* Instructions for the task: Retype the data below verbatim; pictures do not belong in the copy.

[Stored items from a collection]
········

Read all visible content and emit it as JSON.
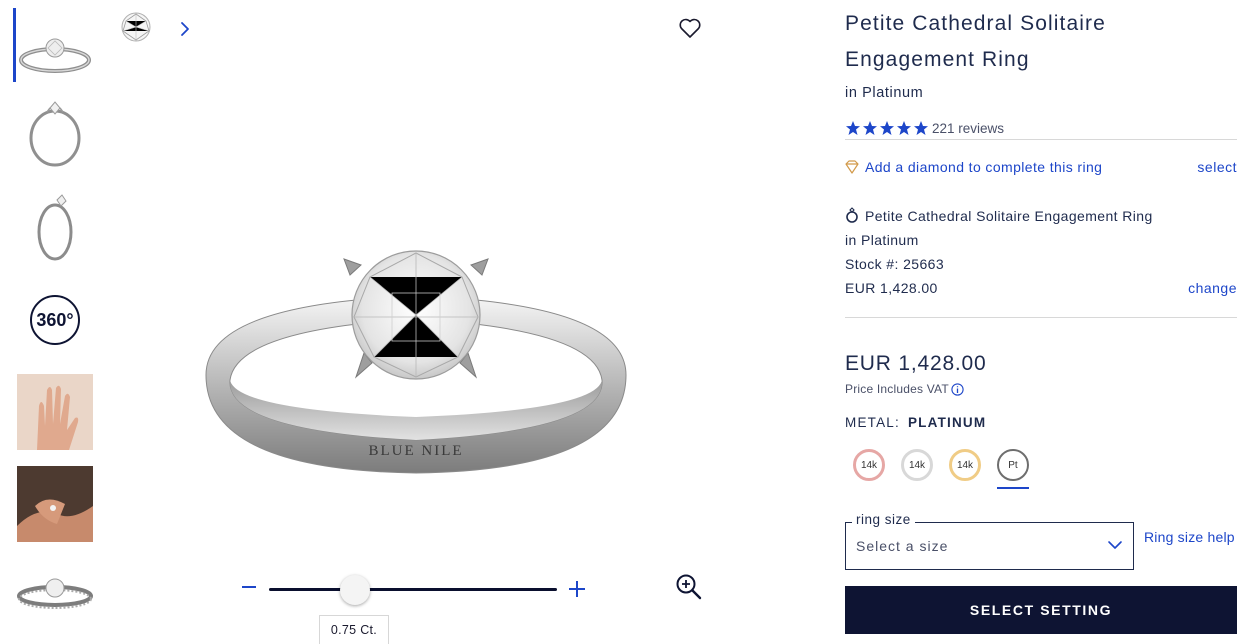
{
  "product": {
    "title": "Petite Cathedral Solitaire Engagement Ring",
    "metal_subtitle": "in Platinum",
    "rating_stars": 5,
    "reviews": "221 reviews"
  },
  "gallery": {
    "thumbnails": [
      "ring-angle-view",
      "ring-front-view",
      "ring-side-view",
      "360-view",
      "hand-view",
      "model-view",
      "ring-band-view"
    ],
    "view_360_label": "360°",
    "brand_engraving": "BLUE NILE",
    "carat_tooltip": "0.75 Ct.",
    "zoom_level": 0.3
  },
  "diamond_prompt": {
    "text": "Add a diamond to complete this ring",
    "action": "select"
  },
  "setting_summary": {
    "name": "Petite Cathedral Solitaire Engagement Ring",
    "metal": "in Platinum",
    "stock": "Stock #: 25663",
    "price": "EUR 1,428.00",
    "action": "change"
  },
  "pricing": {
    "price": "EUR 1,428.00",
    "vat_note": "Price Includes VAT"
  },
  "metal": {
    "label": "METAL:",
    "selected": "PLATINUM",
    "options": [
      {
        "label": "14k",
        "color": "#e6a7a5"
      },
      {
        "label": "14k",
        "color": "#d8d8d8"
      },
      {
        "label": "14k",
        "color": "#f0cc86"
      },
      {
        "label": "Pt",
        "color": "#6e6e6e"
      }
    ]
  },
  "ring_size": {
    "label": "ring size",
    "placeholder": "Select a size",
    "help": "Ring size help"
  },
  "cta": {
    "label": "SELECT SETTING"
  },
  "colors": {
    "accent_blue": "#1d46c9",
    "navy": "#0e1433",
    "text": "#1f2b4d"
  }
}
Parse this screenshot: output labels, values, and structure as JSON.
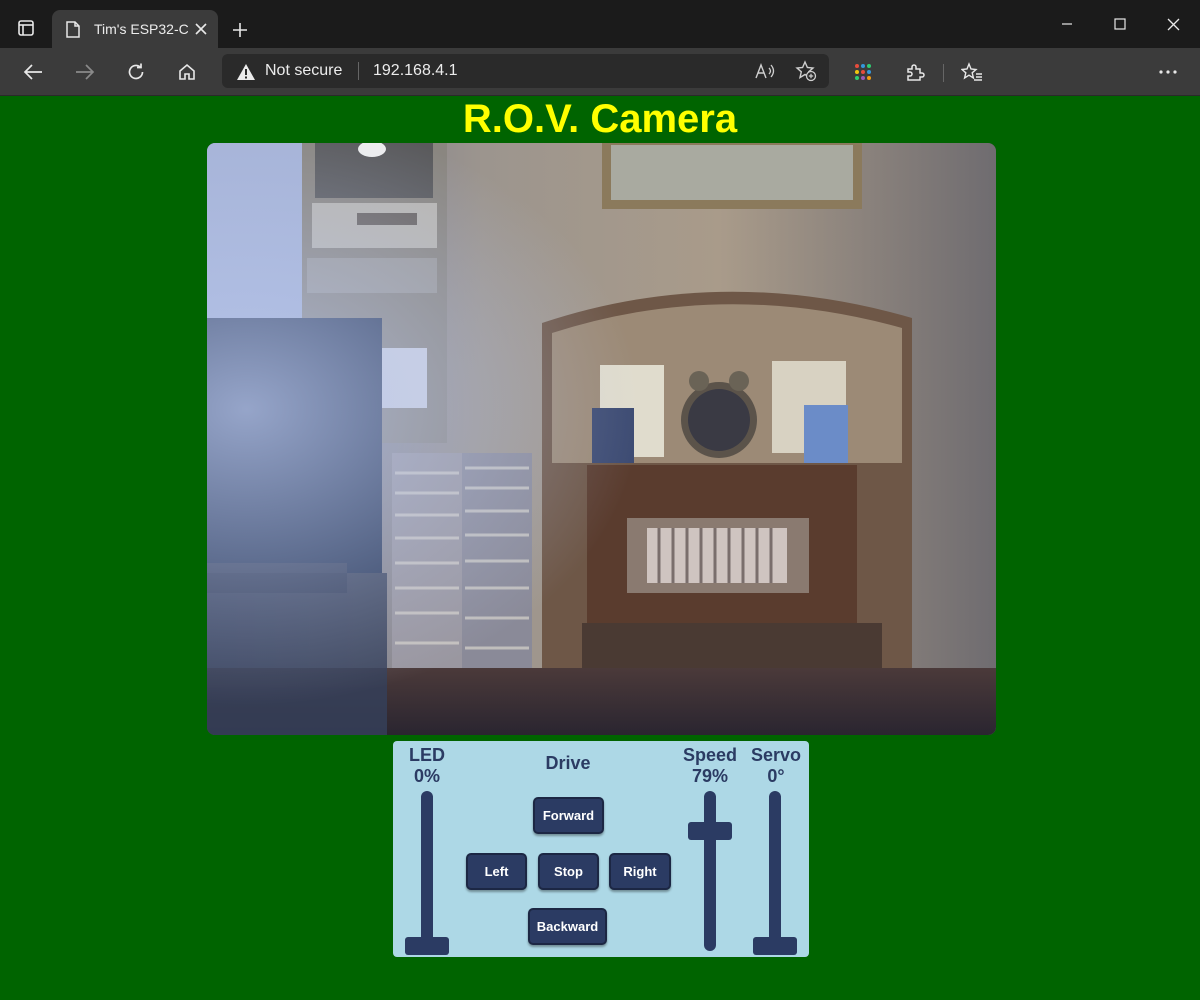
{
  "browser": {
    "tab_title": "Tim's ESP32-C",
    "not_secure": "Not secure",
    "url": "192.168.4.1",
    "colors": {
      "frame": "#1b1b1b",
      "toolbar": "#3b3b3b",
      "omnibox": "#2a2a2a"
    }
  },
  "page": {
    "title": "R.O.V. Camera",
    "colors": {
      "background": "#006400",
      "title": "#ffff00",
      "panel": "#add8e6",
      "control": "#2b3b63"
    }
  },
  "controls": {
    "led": {
      "label": "LED",
      "value": "0%",
      "level": 0
    },
    "drive": {
      "title": "Drive",
      "forward": "Forward",
      "left": "Left",
      "stop": "Stop",
      "right": "Right",
      "backward": "Backward"
    },
    "speed": {
      "label": "Speed",
      "value": "79%",
      "level": 0.79
    },
    "servo": {
      "label": "Servo",
      "value": "0°",
      "level": 0
    }
  }
}
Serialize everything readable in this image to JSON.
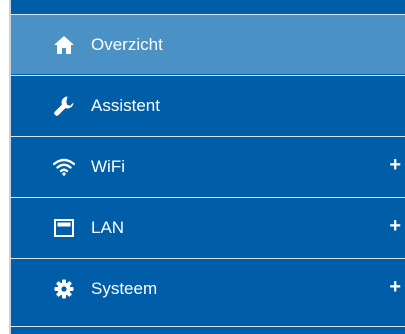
{
  "nav": {
    "items": [
      {
        "label": "Overzicht",
        "icon": "home-icon",
        "active": true,
        "expandable": false
      },
      {
        "label": "Assistent",
        "icon": "wrench-icon",
        "active": false,
        "expandable": false
      },
      {
        "label": "WiFi",
        "icon": "wifi-icon",
        "active": false,
        "expandable": true,
        "expand_symbol": "+"
      },
      {
        "label": "LAN",
        "icon": "lan-window-icon",
        "active": false,
        "expandable": true,
        "expand_symbol": "+"
      },
      {
        "label": "Systeem",
        "icon": "gear-icon",
        "active": false,
        "expandable": true,
        "expand_symbol": "+"
      }
    ]
  },
  "colors": {
    "menu_bg": "#005ea8",
    "active_bg": "#4a92c6",
    "divider": "#d8e6f2",
    "text": "#ffffff"
  }
}
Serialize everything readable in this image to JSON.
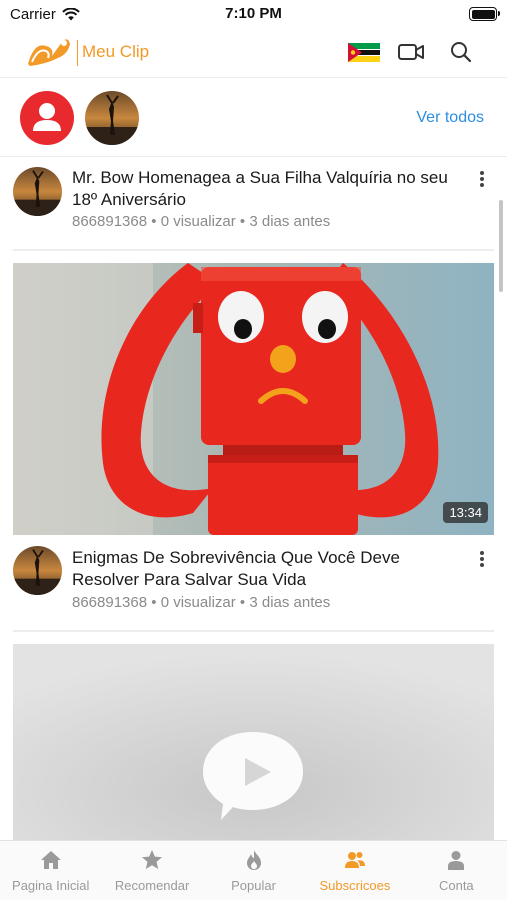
{
  "status_bar": {
    "carrier": "Carrier",
    "time": "7:10 PM"
  },
  "header": {
    "app_name": "Meu Clip",
    "logo_text": "Meu Clip",
    "flag_icon": "mozambique-flag-icon",
    "camera_icon": "video-camera-icon",
    "search_icon": "search-icon"
  },
  "subscriptions": {
    "see_all_label": "Ver todos"
  },
  "videos": [
    {
      "title": "Mr. Bow Homenagea a Sua Filha Valquíria no seu 18º Aniversário",
      "channel": "866891368",
      "views": "0 visualizar",
      "age": "3 dias antes"
    },
    {
      "title": "Enigmas De Sobrevivência Que Você Deve Resolver Para Salvar Sua Vida",
      "channel": "866891368",
      "views": "0 visualizar",
      "age": "3 dias antes",
      "duration": "13:34"
    }
  ],
  "separator": "•",
  "tabs": [
    {
      "label": "Pagina Inicial",
      "icon": "home-icon"
    },
    {
      "label": "Recomendar",
      "icon": "star-icon"
    },
    {
      "label": "Popular",
      "icon": "flame-icon"
    },
    {
      "label": "Subscricoes",
      "icon": "subscriptions-icon",
      "active": true
    },
    {
      "label": "Conta",
      "icon": "account-icon"
    }
  ],
  "colors": {
    "accent": "#f29a27",
    "link": "#2d8ee0",
    "avatar_red": "#e82a2f",
    "thumb_red": "#e8271e"
  }
}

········

* Exercise result:
Read all visible content and emit it as JSON.
{
  "product": {
    "title": "Petite Cathedral Solitaire Engagement Ring",
    "metal_subtitle": "in Platinum",
    "rating_stars": 5,
    "reviews": "221 reviews"
  },
  "gallery": {
    "thumbnails": [
      "ring-angle-view",
      "ring-front-view",
      "ring-side-view",
      "360-view",
      "hand-view",
      "model-view",
      "ring-band-view"
    ],
    "view_360_label": "360°",
    "brand_engraving": "BLUE NILE",
    "carat_tooltip": "0.75 Ct.",
    "zoom_level": 0.3
  },
  "diamond_prompt": {
    "text": "Add a diamond to complete this ring",
    "action": "select"
  },
  "setting_summary": {
    "name": "Petite Cathedral Solitaire Engagement Ring",
    "metal": "in Platinum",
    "stock": "Stock #: 25663",
    "price": "EUR 1,428.00",
    "action": "change"
  },
  "pricing": {
    "price": "EUR 1,428.00",
    "vat_note": "Price Includes VAT"
  },
  "metal": {
    "label": "METAL:",
    "selected": "PLATINUM",
    "options": [
      {
        "label": "14k",
        "color": "#e6a7a5"
      },
      {
        "label": "14k",
        "color": "#d8d8d8"
      },
      {
        "label": "14k",
        "color": "#f0cc86"
      },
      {
        "label": "Pt",
        "color": "#6e6e6e"
      }
    ]
  },
  "ring_size": {
    "label": "ring size",
    "placeholder": "Select a size",
    "help": "Ring size help"
  },
  "cta": {
    "label": "SELECT SETTING"
  },
  "colors": {
    "accent_blue": "#1d46c9",
    "navy": "#0e1433",
    "text": "#1f2b4d"
  }
}
Parse this screenshot: output labels, values, and structure as JSON.
{
  "browser": {
    "tab_title": "Tim's ESP32-C",
    "not_secure": "Not secure",
    "url": "192.168.4.1",
    "colors": {
      "frame": "#1b1b1b",
      "toolbar": "#3b3b3b",
      "omnibox": "#2a2a2a"
    }
  },
  "page": {
    "title": "R.O.V. Camera",
    "colors": {
      "background": "#006400",
      "title": "#ffff00",
      "panel": "#add8e6",
      "control": "#2b3b63"
    }
  },
  "controls": {
    "led": {
      "label": "LED",
      "value": "0%",
      "level": 0
    },
    "drive": {
      "title": "Drive",
      "forward": "Forward",
      "left": "Left",
      "stop": "Stop",
      "right": "Right",
      "backward": "Backward"
    },
    "speed": {
      "label": "Speed",
      "value": "79%",
      "level": 0.79
    },
    "servo": {
      "label": "Servo",
      "value": "0°",
      "level": 0
    }
  }
}
Serialize everything readable in this image to JSON.
{
  "nav": {
    "items": [
      {
        "label": "Overzicht",
        "icon": "home-icon",
        "active": true,
        "expandable": false
      },
      {
        "label": "Assistent",
        "icon": "wrench-icon",
        "active": false,
        "expandable": false
      },
      {
        "label": "WiFi",
        "icon": "wifi-icon",
        "active": false,
        "expandable": true,
        "expand_symbol": "+"
      },
      {
        "label": "LAN",
        "icon": "lan-window-icon",
        "active": false,
        "expandable": true,
        "expand_symbol": "+"
      },
      {
        "label": "Systeem",
        "icon": "gear-icon",
        "active": false,
        "expandable": true,
        "expand_symbol": "+"
      }
    ]
  },
  "colors": {
    "menu_bg": "#005ea8",
    "active_bg": "#4a92c6",
    "divider": "#d8e6f2",
    "text": "#ffffff"
  }
}
Serialize everything readable in this image to JSON.
{
  "status_bar": {
    "carrier": "Carrier",
    "time": "7:10 PM"
  },
  "header": {
    "app_name": "Meu Clip",
    "logo_text": "Meu Clip",
    "flag_icon": "mozambique-flag-icon",
    "camera_icon": "video-camera-icon",
    "search_icon": "search-icon"
  },
  "subscriptions": {
    "see_all_label": "Ver todos"
  },
  "videos": [
    {
      "title": "Mr. Bow Homenagea a Sua Filha Valquíria no seu 18º Aniversário",
      "channel": "866891368",
      "views": "0 visualizar",
      "age": "3 dias antes"
    },
    {
      "title": "Enigmas De Sobrevivência Que Você Deve Resolver Para Salvar Sua Vida",
      "channel": "866891368",
      "views": "0 visualizar",
      "age": "3 dias antes",
      "duration": "13:34"
    }
  ],
  "separator": "•",
  "tabs": [
    {
      "label": "Pagina Inicial",
      "icon": "home-icon"
    },
    {
      "label": "Recomendar",
      "icon": "star-icon"
    },
    {
      "label": "Popular",
      "icon": "flame-icon"
    },
    {
      "label": "Subscricoes",
      "icon": "subscriptions-icon",
      "active": true
    },
    {
      "label": "Conta",
      "icon": "account-icon"
    }
  ],
  "colors": {
    "accent": "#f29a27",
    "link": "#2d8ee0",
    "avatar_red": "#e82a2f",
    "thumb_red": "#e8271e"
  }
}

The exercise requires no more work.